As a writer, E.A. Hennessy tends to focus on two main things: exploring the personalities and relationships of her characters, and sending them on exciting adventures. All the things you would wish in a fantasy author. Please welcome Liz to No Wasted Ink.
My name is Liz and I publish under the name E. A. Hennessy. By day I work as an environmental engineer, and by night I’m a dancer and a writer! I love to balance my very technical job with creative pursuits. Writing has been a necessary part of my life since I was a kid, and I’m excited to share my stories with the world.
When and why did you begin writing?
I’ve been writing since I was in elementary school. I always had an active imagination, and loved coming up with fictional versions (from aliens to elves!) of myself and my friends. I wrote about our imagined adventures.
When did you first consider yourself a writer?
I think I always considered myself a writer. My thinking has always been: I write, therefore I’m a writer!
Can you share a little about your current book with us?
My debut novel, Grigory’s Gadget, is Book 1 of my Gaslight Frontier Series (Book 2 is in the works!). The story follows Zoya and her friends from the bitter, hostile nation of Morozhia who set out to start a better life. On the way to their new home, they’re kidnapped by pirates. What’s more, the pirates have a particular interest in Zoya’s family heirloom: a small gadget of compacted wires and gears. Unsure what power the gadget holds, Zoya knows she must protect it with her life.
What inspired you to write this book?
I started writing the first iteration of this novel over 10 years ago, when I was going through a pirate-obsession phase. The original story involved time travel, and a necklace instead of a gadget, but the plot and characters were otherwise very similar.
Do you have a specific writing style?
I try to write in a very conversational way. I love writing dialogue, as it seems to be what comes most naturally to me. I also like to keep some levity in the story, to balance out when a scene gets a little dark.
How did you come up with the title of this book?
I knew I wanted the word “gadget” in the title. I also tend to gravitate toward alliteration. The name Grigory, which is the Russian form of Gregory, jumped out at me. I felt the combination of “Grigory” and “Gadget” set the tone for the setting of my story: a Russian-inspired steampunk world.
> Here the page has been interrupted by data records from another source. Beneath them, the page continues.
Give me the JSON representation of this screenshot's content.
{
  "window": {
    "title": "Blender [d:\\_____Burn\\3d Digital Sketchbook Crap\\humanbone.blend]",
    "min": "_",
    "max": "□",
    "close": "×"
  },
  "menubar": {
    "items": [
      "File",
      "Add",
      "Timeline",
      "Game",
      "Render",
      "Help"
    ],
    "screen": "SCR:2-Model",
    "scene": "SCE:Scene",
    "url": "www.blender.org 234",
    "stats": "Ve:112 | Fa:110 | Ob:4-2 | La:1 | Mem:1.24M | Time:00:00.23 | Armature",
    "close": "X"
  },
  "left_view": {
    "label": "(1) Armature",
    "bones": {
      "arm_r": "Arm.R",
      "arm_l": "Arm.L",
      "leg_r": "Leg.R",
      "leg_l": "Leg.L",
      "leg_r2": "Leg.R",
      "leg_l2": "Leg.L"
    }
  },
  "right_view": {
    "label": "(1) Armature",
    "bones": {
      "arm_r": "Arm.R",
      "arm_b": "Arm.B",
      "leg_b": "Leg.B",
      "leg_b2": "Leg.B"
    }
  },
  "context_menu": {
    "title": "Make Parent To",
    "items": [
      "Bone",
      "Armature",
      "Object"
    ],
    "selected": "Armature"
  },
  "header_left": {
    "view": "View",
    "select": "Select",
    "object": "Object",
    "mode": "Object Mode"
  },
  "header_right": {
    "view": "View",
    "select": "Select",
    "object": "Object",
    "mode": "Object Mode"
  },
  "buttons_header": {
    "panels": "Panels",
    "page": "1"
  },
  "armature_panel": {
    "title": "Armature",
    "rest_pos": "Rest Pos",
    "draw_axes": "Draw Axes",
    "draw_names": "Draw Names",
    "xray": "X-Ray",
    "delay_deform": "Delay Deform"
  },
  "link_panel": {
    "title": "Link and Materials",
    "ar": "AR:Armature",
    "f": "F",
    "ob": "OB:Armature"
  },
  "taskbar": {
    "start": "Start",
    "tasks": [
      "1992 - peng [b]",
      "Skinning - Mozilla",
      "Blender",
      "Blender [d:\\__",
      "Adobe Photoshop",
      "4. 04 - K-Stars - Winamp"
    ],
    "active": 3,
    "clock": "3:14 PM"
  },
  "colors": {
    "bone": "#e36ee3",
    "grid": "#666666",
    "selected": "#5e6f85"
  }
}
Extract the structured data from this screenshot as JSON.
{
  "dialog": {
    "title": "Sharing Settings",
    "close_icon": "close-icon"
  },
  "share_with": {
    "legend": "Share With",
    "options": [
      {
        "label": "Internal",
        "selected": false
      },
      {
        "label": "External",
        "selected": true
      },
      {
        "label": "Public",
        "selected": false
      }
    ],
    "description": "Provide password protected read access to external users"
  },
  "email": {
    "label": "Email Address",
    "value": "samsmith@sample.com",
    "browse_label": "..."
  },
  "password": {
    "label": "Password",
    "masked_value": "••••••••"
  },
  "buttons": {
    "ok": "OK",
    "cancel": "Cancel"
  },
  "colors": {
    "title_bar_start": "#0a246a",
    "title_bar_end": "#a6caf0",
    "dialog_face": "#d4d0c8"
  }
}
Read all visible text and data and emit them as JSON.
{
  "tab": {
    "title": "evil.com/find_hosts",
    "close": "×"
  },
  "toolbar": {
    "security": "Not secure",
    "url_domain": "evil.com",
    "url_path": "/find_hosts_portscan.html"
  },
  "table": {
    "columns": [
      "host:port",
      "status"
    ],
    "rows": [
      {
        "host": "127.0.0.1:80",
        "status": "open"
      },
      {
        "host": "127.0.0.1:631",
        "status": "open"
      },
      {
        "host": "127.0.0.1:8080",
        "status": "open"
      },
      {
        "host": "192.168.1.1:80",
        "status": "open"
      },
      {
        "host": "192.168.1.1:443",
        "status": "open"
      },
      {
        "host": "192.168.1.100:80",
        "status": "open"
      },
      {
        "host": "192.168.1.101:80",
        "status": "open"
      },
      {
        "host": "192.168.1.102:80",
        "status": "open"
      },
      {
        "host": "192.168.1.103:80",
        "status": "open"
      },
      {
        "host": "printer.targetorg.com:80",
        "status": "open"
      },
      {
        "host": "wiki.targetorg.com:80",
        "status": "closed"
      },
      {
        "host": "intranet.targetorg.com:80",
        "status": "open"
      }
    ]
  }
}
Is there a message in your novel that you want readers to grasp?
There is a strong theme of friendship and loyalty throughout the novel. I would say the main message is to seek out those true friends who deserve your loyalty, and not to be fooled by false friends.
Are experiences in this book based on someone you know or events in your own life?
Some characters were originally based on friends of mine, though I have taken many liberties since their original creation. There are also a couple scenes inspired by stories I’ve heard, such as my high school Russian teacher’s story about how she narrowly escaped the Soviet Union as it collapsed in the early 1990s and her experiences upon arriving in the United States as a refugee.
What authors have most influenced your life? What about them do you find inspiring?
I had to think about this question a lot, and feel like I might be cheating a bit with my answer. A lot of authors have had a huge influence on my writing, but what about my life overall? I think that honor would have to go to story collectors and anthropologists! I’ve always loved mythology, and learning about different mythologies from around the world definitely influenced my worldview. I also used to read a Grimm’s fairy tale every night before bed (no wonder I tend to have weird dreams!).
If you had to choose, is there a writer would you consider a mentor? Why?
As I mentioned above, there are a lot of writers who have influenced my writing. I have to acknowledge R. L. Stine and his Goosebumps books, because reading those books lead to my passion for reading and, by association, writing stories. As for my current writing style, I would say it is most influenced by Clive Barker, Kurt Vonnegut, and Gail Carriger (odd combination, I know!). I love Barker’s vivid descriptions, Vonnegut’s humor and satire, and Carriger’s overall take on the steampunk genre.
Who designed the cover of your book? Why did you select this illustrator?
My cover was designed by Deranged Doctor Design. I shopped around a lot, and the covers by DDD really impressed me. They have a great range, and every cover is gorgeously done. They also have straightforward and affordable pricing, which is great for a self-published author like me.
Do you have any advice for other writers?
Don’t let yourself get discouraged – I know that’s easier said than done! Remember that you are your own worst critic, and that a first draft will always be far from perfect. Don’t let these things stop you from writing!
Do you have anything specific that you want to say to your readers?
As a first-time, self-published author, I am so grateful for the support I’ve received so far! Thank you to everyone who has supported me in this crazy writing adventure, and I hope you enjoy my stories!
E. A. Hennessy
Cover Artist: Deranged Doctor Design
Emerald Owl Publications
BARNES & NOBLE